Stephen L. Guillot, who was director of both the National Center for Biomedical Research and Training and the Academy for Counter-Terrorist Education, was dismissed Wednesday, LSU spokesman Gene Sands said Thursday.
Sands refused to discuss why Guillot was fired, saying it was a personnel matter. He said the dismissal would be effective Oct. 4.
Guillot was not at home and could not immediately be reached for comment.
LSU's vice provost for academic affairs, Greg Vincent, is looking at the management practices of the entire division that oversees the biomedical research center, including its process for reviewing resumes of potential employees, Sands said.
Several questions have surfaced about Hatfill, including what appear to be exaggerations on his resume.
In discussing Hatfill's firing, Sands had said Wednesday that Guillot received an e-mail Aug. 1 directing him to "cease and desist" from using Hatfill on Justice Department-funded projects.
Hatfill was placed on administrative leave by LSU the following day, but Sands said Guillot didn't alert administration officials to the e-mail until Tuesday, when Hatfill was fired. Sands said the decision to put Hatfill on administrative leave and fire him was not connected to the e-mail.
LSU Chancellor Mark Emmert said Hatfill's firing wasn't a judgment of guilt but was in the "best interest of LSU."
Justice Department officials declined comment on the e-mail.
Pat Clawson, Hatfill's spokesman, said the e-mail was an attempt to pressure Hatfill into a false confession.
"We're stunned to learn of this," Clawson said Wednesday. "We're outraged. Blacklisting by the government is offensive and un-American. Obviously, (Attorney General John) Ashcroft wants to bring blacklisting back to the federal scene. Where was the due process?"
Hatfill blamed the FBI's anthrax investigation for his termination.
Five people were killed by anthrax-tainted letters sent through the mail last fall. Law enforcement officials have said Hatfill, 48, is not a suspect and no evidence links him to the anthrax letters. They have described him as a person of interest in their investigation, no more important than about 30 fellow scientists and researchers with the expertise and opportunity to conduct the attacks.

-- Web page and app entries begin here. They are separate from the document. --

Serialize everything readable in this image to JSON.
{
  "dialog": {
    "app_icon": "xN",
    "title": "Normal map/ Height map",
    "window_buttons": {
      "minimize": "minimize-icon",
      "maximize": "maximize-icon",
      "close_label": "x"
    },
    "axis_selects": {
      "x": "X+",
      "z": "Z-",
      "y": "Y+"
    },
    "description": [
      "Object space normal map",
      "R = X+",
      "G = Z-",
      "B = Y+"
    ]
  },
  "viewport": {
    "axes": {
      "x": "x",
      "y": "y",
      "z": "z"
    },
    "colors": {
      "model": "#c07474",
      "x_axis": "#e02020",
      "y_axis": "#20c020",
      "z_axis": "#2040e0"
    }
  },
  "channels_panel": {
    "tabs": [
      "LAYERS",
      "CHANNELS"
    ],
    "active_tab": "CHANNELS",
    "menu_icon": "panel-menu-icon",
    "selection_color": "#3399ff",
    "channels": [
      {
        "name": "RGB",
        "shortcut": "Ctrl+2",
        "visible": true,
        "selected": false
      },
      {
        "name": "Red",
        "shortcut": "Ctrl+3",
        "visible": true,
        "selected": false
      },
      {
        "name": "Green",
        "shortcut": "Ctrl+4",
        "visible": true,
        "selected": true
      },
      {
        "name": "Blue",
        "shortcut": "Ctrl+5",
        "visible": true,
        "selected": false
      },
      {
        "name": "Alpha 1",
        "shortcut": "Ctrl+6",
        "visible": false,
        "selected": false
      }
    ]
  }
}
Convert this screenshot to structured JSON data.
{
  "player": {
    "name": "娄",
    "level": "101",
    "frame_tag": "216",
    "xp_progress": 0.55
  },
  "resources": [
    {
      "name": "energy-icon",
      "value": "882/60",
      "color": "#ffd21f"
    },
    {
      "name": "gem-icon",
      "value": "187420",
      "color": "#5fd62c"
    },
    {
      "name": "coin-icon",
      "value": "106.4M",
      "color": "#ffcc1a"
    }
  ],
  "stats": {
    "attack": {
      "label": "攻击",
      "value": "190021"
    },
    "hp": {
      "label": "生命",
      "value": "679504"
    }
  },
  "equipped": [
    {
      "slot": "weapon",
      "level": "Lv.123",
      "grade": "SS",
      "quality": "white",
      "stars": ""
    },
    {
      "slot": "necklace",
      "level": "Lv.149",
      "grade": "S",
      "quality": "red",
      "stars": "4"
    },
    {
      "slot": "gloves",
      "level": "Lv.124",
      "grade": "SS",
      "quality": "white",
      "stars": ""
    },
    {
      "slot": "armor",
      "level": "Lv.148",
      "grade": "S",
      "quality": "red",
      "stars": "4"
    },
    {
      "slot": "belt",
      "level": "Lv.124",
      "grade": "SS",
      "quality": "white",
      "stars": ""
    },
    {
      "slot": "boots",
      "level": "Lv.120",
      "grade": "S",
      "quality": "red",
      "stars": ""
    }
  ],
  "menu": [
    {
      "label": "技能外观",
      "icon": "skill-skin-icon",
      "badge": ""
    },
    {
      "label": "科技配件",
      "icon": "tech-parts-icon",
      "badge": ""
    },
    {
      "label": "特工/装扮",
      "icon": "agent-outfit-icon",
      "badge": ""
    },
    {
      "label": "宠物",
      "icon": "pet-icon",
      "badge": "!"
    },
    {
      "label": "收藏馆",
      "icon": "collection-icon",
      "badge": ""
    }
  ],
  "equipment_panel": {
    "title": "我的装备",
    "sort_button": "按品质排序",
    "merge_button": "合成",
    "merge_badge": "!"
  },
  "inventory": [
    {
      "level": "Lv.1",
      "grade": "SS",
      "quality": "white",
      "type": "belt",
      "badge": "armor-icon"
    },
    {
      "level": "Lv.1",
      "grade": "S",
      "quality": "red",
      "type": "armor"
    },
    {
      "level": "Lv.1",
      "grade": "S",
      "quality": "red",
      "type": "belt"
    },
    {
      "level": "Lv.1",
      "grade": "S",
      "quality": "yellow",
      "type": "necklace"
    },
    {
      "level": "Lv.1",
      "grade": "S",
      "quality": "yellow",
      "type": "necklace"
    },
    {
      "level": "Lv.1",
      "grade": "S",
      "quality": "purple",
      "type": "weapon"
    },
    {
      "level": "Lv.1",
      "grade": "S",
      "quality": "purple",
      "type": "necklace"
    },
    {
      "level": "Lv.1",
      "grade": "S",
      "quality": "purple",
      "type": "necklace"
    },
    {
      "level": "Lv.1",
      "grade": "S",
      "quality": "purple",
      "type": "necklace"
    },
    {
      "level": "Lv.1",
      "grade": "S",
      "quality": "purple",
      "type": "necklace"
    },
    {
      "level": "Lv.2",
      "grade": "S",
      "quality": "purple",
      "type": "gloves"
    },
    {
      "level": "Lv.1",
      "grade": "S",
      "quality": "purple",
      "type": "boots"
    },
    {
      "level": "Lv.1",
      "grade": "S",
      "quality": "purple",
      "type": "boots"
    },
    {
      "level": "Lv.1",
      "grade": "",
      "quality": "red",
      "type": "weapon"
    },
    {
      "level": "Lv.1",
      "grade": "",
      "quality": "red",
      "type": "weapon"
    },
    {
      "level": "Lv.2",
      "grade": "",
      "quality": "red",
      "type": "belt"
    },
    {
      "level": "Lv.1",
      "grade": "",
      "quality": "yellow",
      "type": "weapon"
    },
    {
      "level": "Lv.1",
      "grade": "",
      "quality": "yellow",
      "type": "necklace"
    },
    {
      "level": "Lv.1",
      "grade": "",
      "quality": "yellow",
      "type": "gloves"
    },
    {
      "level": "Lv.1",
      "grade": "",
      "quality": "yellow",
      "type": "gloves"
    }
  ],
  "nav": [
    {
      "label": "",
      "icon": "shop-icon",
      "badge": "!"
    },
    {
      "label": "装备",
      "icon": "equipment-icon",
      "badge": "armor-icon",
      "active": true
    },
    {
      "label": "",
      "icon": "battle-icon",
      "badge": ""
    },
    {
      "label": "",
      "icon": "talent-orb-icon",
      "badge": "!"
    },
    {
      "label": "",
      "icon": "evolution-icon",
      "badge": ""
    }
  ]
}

Hatfill, however, has been treated differently. FBI and Postal Service agents searched his apartment in Frederick, Md., twice, the second time with a search warrant. His photo was the only one circulated last month in the Princeton, N.J., neighborhood where investigators believe the anthrax letters may have been sent.
Hatfill worked until 1999 for Fort Detrick's Army Medical Research Institute of Infectious Diseases in Maryland. It is the primary custodian of the virulent Ames strain of anthrax found in the anthrax letters.
Hatfill, who recently moved to Baton Rouge, taught classes for the LSU center on the East Coast before getting the $150,000-a-year associate director's job on July 1.
The research center operates in a different fashion than most other LSU entities. It gets 97 percent of its funding from the Justice Department and sends most of its instructors away from campus to train emergency responders to deal with bioterrorism agents.
Sands said the shake-up and firing of Guillot won't force the biomedical research center to shut down.